From the entries below, pull out each line where "true" appears.
= Beginning of Section =
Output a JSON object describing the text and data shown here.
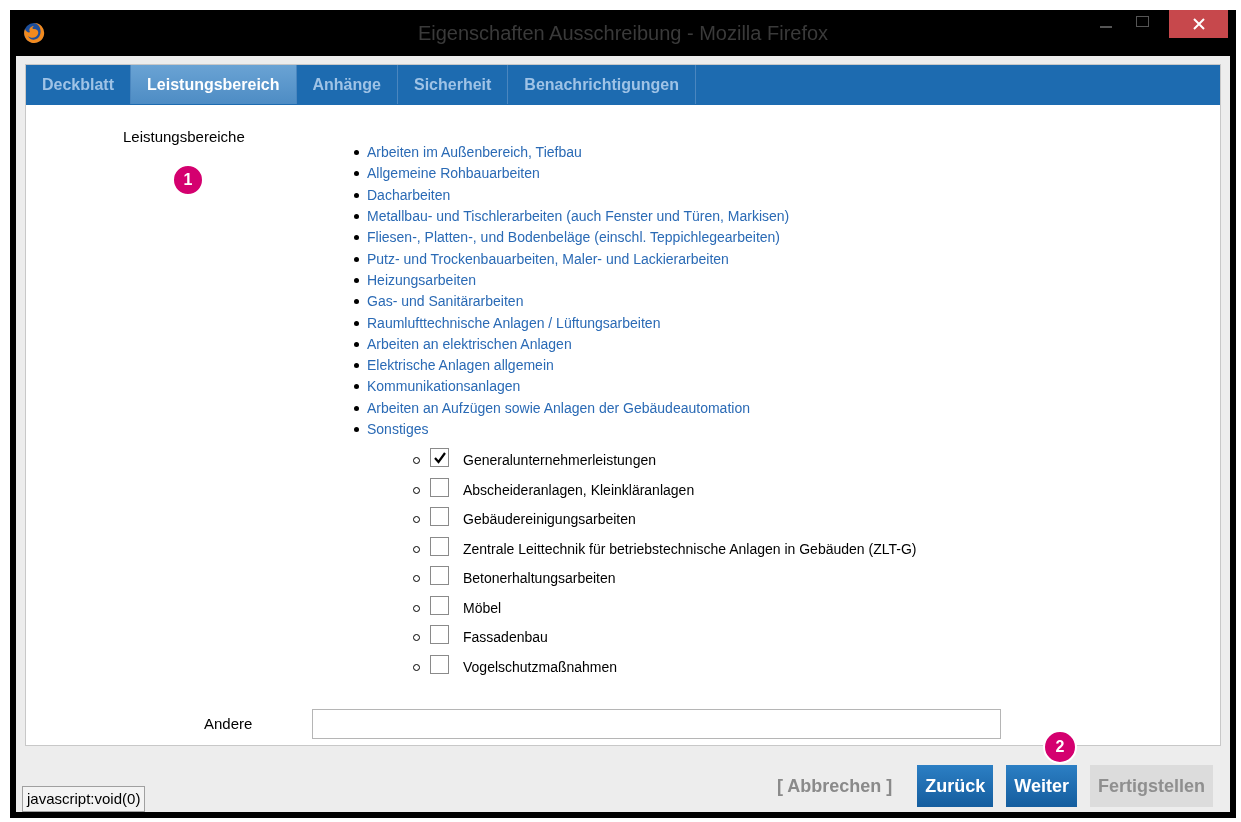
{
  "window": {
    "title": "Eigenschaften Ausschreibung - Mozilla Firefox"
  },
  "tabs": [
    {
      "label": "Deckblatt",
      "selected": false
    },
    {
      "label": "Leistungsbereich",
      "selected": true
    },
    {
      "label": "Anhänge",
      "selected": false
    },
    {
      "label": "Sicherheit",
      "selected": false
    },
    {
      "label": "Benachrichtigungen",
      "selected": false
    }
  ],
  "section_label": "Leistungsbereiche",
  "categories": [
    {
      "label": "Arbeiten im Außenbereich, Tiefbau"
    },
    {
      "label": "Allgemeine Rohbauarbeiten"
    },
    {
      "label": "Dacharbeiten"
    },
    {
      "label": "Metallbau- und Tischlerarbeiten (auch Fenster und Türen, Markisen)"
    },
    {
      "label": "Fliesen-, Platten-, und Bodenbeläge (einschl. Teppichlegearbeiten)"
    },
    {
      "label": "Putz- und Trockenbauarbeiten, Maler- und Lackierarbeiten"
    },
    {
      "label": "Heizungsarbeiten"
    },
    {
      "label": "Gas- und Sanitärarbeiten"
    },
    {
      "label": "Raumlufttechnische Anlagen / Lüftungsarbeiten"
    },
    {
      "label": "Arbeiten an elektrischen Anlagen"
    },
    {
      "label": "Elektrische Anlagen allgemein"
    },
    {
      "label": "Kommunikationsanlagen"
    },
    {
      "label": "Arbeiten an Aufzügen sowie Anlagen der Gebäudeautomation"
    },
    {
      "label": "Sonstiges",
      "children": [
        {
          "label": "Generalunternehmerleistungen",
          "checked": true
        },
        {
          "label": "Abscheideranlagen, Kleinkläranlagen",
          "checked": false
        },
        {
          "label": "Gebäudereinigungsarbeiten",
          "checked": false
        },
        {
          "label": "Zentrale Leittechnik für betriebstechnische Anlagen in Gebäuden (ZLT-G)",
          "checked": false
        },
        {
          "label": "Betonerhaltungsarbeiten",
          "checked": false
        },
        {
          "label": "Möbel",
          "checked": false
        },
        {
          "label": "Fassadenbau",
          "checked": false
        },
        {
          "label": "Vogelschutzmaßnahmen",
          "checked": false
        }
      ]
    }
  ],
  "other_field": {
    "label": "Andere"
  },
  "buttons": [
    {
      "label": "[ Abbrechen ]",
      "kind": "link",
      "disabled": false
    },
    {
      "label": "Zurück",
      "kind": "primary",
      "disabled": false
    },
    {
      "label": "Weiter",
      "kind": "primary",
      "disabled": false
    },
    {
      "label": "Fertigstellen",
      "kind": "primary",
      "disabled": true
    }
  ],
  "status_tooltip": "javascript:void(0)",
  "callouts": [
    {
      "label": "1"
    },
    {
      "label": "2"
    }
  ]
}
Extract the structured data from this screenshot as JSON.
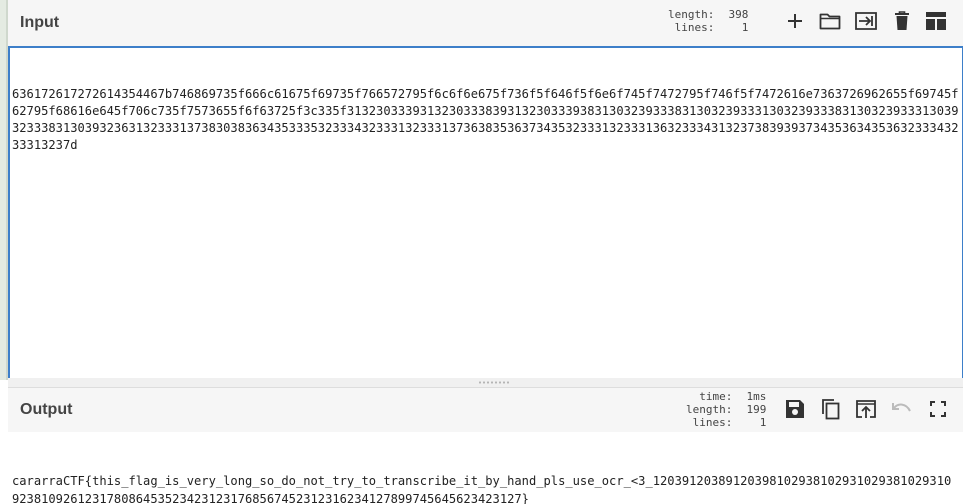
{
  "input": {
    "title": "Input",
    "stats": {
      "length_label": "length:",
      "length_value": "398",
      "lines_label": "lines:",
      "lines_value": "1"
    },
    "icons": [
      "add-icon",
      "folder-icon",
      "import-icon",
      "trash-icon",
      "layout-icon"
    ],
    "text": "636172617272614354467b746869735f666c61675f69735f766572795f6c6f6e675f736f5f646f5f6e6f745f7472795f746f5f7472616e7363726962655f69745f62795f68616e645f706c735f7573655f6f63725f3c335f313230333931323033383931323033393831303239333831303239333130323933383130323933313039323338313039323631323331373830383634353335323334323331323331373638353637343532333132333136323334313237383939373435363435363233343233313237d"
  },
  "output": {
    "title": "Output",
    "stats": {
      "time_label": "time:",
      "time_value": "1ms",
      "length_label": "length:",
      "length_value": "199",
      "lines_label": "lines:",
      "lines_value": "1"
    },
    "icons": [
      "save-icon",
      "copy-icon",
      "replace-input-icon",
      "undo-icon",
      "fullscreen-icon"
    ],
    "text": "cararraCTF{this_flag_is_very_long_so_do_not_try_to_transcribe_it_by_hand_pls_use_ocr_<3_120391203891203981029381029310293810293109238109261231780864535234231231768567452312316234127899745645623423127}"
  },
  "colors": {
    "accent": "#3d7fc9",
    "header_bg": "#f6f6f6",
    "icon": "#333333",
    "icon_disabled": "#bbbbbb"
  }
}
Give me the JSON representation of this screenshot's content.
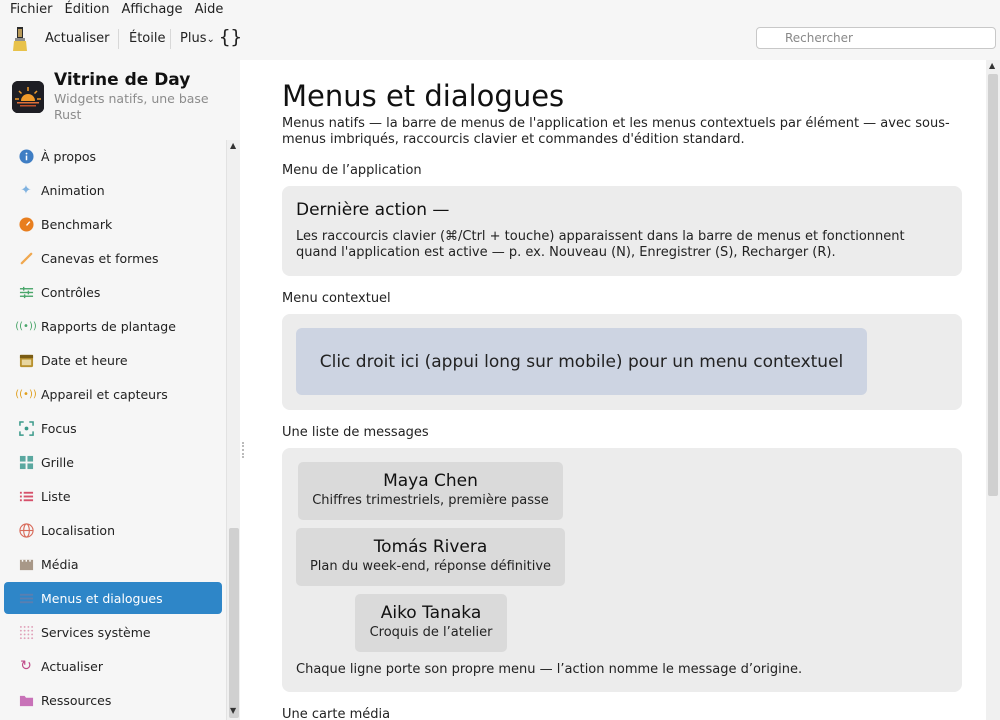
{
  "menubar": [
    "Fichier",
    "Édition",
    "Affichage",
    "Aide"
  ],
  "toolbar": {
    "refresh_label": "Actualiser",
    "star_label": "Étoile",
    "more_label": "Plus",
    "more_chevron": "⌄",
    "braces": "{}",
    "search_placeholder": "Rechercher"
  },
  "app": {
    "title": "Vitrine de Day",
    "subtitle": "Widgets natifs, une base Rust"
  },
  "sidebar": {
    "items": [
      {
        "label": "À propos",
        "icon": "info-icon"
      },
      {
        "label": "Animation",
        "icon": "sparkle-icon"
      },
      {
        "label": "Benchmark",
        "icon": "gauge-icon"
      },
      {
        "label": "Canevas et formes",
        "icon": "brush-icon"
      },
      {
        "label": "Contrôles",
        "icon": "sliders-icon"
      },
      {
        "label": "Rapports de plantage",
        "icon": "broadcast-icon"
      },
      {
        "label": "Date et heure",
        "icon": "calendar-icon"
      },
      {
        "label": "Appareil et capteurs",
        "icon": "sensor-icon"
      },
      {
        "label": "Focus",
        "icon": "focus-icon"
      },
      {
        "label": "Grille",
        "icon": "grid-icon"
      },
      {
        "label": "Liste",
        "icon": "list-icon"
      },
      {
        "label": "Localisation",
        "icon": "globe-icon"
      },
      {
        "label": "Média",
        "icon": "media-icon"
      },
      {
        "label": "Menus et dialogues",
        "icon": "menu-icon"
      },
      {
        "label": "Services système",
        "icon": "dots-grid-icon"
      },
      {
        "label": "Actualiser",
        "icon": "refresh-icon"
      },
      {
        "label": "Ressources",
        "icon": "folder-icon"
      }
    ],
    "active_index": 13
  },
  "main": {
    "title": "Menus et dialogues",
    "description": "Menus natifs — la barre de menus de l'application et les menus contextuels par élément — avec sous-menus imbriqués, raccourcis clavier et commandes d'édition standard.",
    "app_menu": {
      "label": "Menu de l’application",
      "last_action": "Dernière action  —",
      "text": "Les raccourcis clavier (⌘/Ctrl + touche) apparaissent dans la barre de menus et fonctionnent quand l'application est active — p. ex. Nouveau (N), Enregistrer (S), Recharger (R)."
    },
    "context_menu": {
      "label": "Menu contextuel",
      "target_text": "Clic droit ici (appui long sur mobile) pour un menu contextuel"
    },
    "messages": {
      "label": "Une liste de messages",
      "items": [
        {
          "name": "Maya Chen",
          "subject": "Chiffres trimestriels, première passe"
        },
        {
          "name": "Tomás Rivera",
          "subject": "Plan du week-end, réponse définitive"
        },
        {
          "name": "Aiko Tanaka",
          "subject": "Croquis de l’atelier"
        }
      ],
      "footer": "Chaque ligne porte son propre menu — l’action nomme le message d’origine."
    },
    "media_card_label": "Une carte média"
  },
  "colors": {
    "accent": "#2e86c8",
    "card": "#ececec",
    "context_target": "#cdd4e2"
  }
}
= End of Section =
- [The completed task]:
      "selected": true
          "checked": true
      "disabled": true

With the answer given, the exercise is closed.